OurLittleGenius.jpg
Our Little Genius logo.
Format Game show
Created by Mark Burnett
Presented by Kevin Pollak
Country of origin United States
Production
Executive producer(s) Mark Burnett
Running time 60 minutes
Broadcast
Original channel Fox
Picture format 720p (HDTV)
Original airing Canceled before airing - see below
External links
[dead link] Website

Our Little Genius was a game show produced for the Fox network that was pulled before making it to air, hosted by Kevin Pollak.[1] The program was slated to premiere on Fox on January 13, 2010, at 9:15 PM Eastern following American Idol with a special 45-minute episode, with further episodes being 60 minutes.[2] However, the show was postponed and eventually canceled before any aired due to two separate issues related to the show's integrity.

According to Fox, child prodigies would answer trivia questions to win money for their families; their parents would be able to appeal to experts for help.[2]

Cast and crew[edit]

The show's producers were (in alphabetical order): Noah Bonnett, Mark Burnett, Lauren Franson, Ron Muccianti, Dave Schapiro, Tod Schellinger, John Stevens, Jenny Tyson and Chris Wagner. Music was produced by David Vanacore. Film editors: Robert M. Malachowski Jr. and Hudson Smith. Casting Department: Jennifer Cron and Joshua Robinson.

Removal from schedule[edit]

On January 7, 2010, one week before its scheduled premiere, the show's creator, Mark Burnett, announced that he'd asked Fox to postpone it due to concerns about its integrity. Burnett said that issues with how information was relayed to contestants were serious enough that he felt compelled to reshoot the episodes. Fox supported Burnett's decision, and added that all contestants would keep their winnings.[3]

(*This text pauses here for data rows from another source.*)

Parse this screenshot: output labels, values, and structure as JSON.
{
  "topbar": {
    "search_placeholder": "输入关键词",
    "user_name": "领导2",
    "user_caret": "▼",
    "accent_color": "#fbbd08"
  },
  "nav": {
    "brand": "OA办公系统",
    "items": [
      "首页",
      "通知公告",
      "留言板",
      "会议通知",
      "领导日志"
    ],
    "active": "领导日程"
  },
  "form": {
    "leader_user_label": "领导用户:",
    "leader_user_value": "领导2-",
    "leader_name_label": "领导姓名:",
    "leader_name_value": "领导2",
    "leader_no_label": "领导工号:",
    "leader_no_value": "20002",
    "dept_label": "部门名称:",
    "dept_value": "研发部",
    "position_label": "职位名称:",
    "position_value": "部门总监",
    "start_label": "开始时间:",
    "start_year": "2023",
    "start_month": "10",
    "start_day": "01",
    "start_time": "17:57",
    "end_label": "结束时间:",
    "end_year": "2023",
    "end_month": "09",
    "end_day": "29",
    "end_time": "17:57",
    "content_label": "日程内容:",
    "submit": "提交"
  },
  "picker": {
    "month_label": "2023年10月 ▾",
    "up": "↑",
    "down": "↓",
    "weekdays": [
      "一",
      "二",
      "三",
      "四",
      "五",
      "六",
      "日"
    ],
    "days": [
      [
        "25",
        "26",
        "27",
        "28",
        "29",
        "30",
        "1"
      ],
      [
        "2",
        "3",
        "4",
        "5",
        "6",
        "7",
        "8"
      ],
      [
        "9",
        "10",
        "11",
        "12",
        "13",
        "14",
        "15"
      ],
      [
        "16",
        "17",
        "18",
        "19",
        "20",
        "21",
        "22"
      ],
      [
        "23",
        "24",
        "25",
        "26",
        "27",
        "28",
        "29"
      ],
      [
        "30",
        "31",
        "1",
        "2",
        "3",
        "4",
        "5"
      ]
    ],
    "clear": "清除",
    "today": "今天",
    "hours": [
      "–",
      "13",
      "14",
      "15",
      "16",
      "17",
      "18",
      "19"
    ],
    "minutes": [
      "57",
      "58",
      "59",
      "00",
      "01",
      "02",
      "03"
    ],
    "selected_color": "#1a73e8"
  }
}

The New York Times reported that some contestants may have known what questions were going to be asked (though not the answers) rather than just the topics to be covered.[3] The Los Angeles Times reported that Burnett's main concern was that contestants somehow got more information than they should have prior to taping.[4]

Because of the abrupt pulling of the series, American Idol aired for 90 minutes that night, with a repeat showing of the "Once Upon a Time in Springfield" episode of The Simpsons following at 9:30 PM.[5][6]

Allegations of cheating[edit]

The New York Times reported that a member of the production team gave a prospective contestant and his parents specific answers to at least four questions. If the show were found to be deliberately rigged, it would mark the first known instance of such a deception in America since the quiz show scandals of the late 1950s. Rigging a game show is a felony under the Communications Act of 1934 (47 U.S.C. § 509), which was added to the law in 1960 in the wake of the scandals. The Federal Communications Commission has opened an inquiry.[7]

See also[edit]

References[edit]

  1. ^ Hibberd, James (December 3, 2009). "Kevin Pollak turns "Genius"". The Hollywood Reporter. Retrieved December 17, 2009. 
  2. ^ a b Rocchio, Christopher (November 25, 2009). "FOX to debut Mark Burnett's "Our Little Genius" game show January 13". Reality TV World. Retrieved December 17, 2009. 
  3. ^ a b Wyatt, Edward. Integrity Concerns Force Fox to Postpone Child Quiz Show. The New York Times, 2010-01-08.
  4. ^ Fernandez, Maria Elena. Fox pulls 'Our Little Genius' before it premieres. Los Angeles Times, 2010-01-07.
  5. ^ http://tvbythenumbers.com/2010/01/07/foxs-our-little-genius-pulled-from-schedule-will-it-return/38003
  6. ^ Schneider, Michael (January 7, 2010). "FOX Pulls "Our Little Genius"". Variety. Retrieved January 8, 2010. 
  7. ^ Wyatt, Edward F.C.C. Opens an Inquiry for a Game Show on FOX. The New York Times, 2010-02-20.

External links[edit]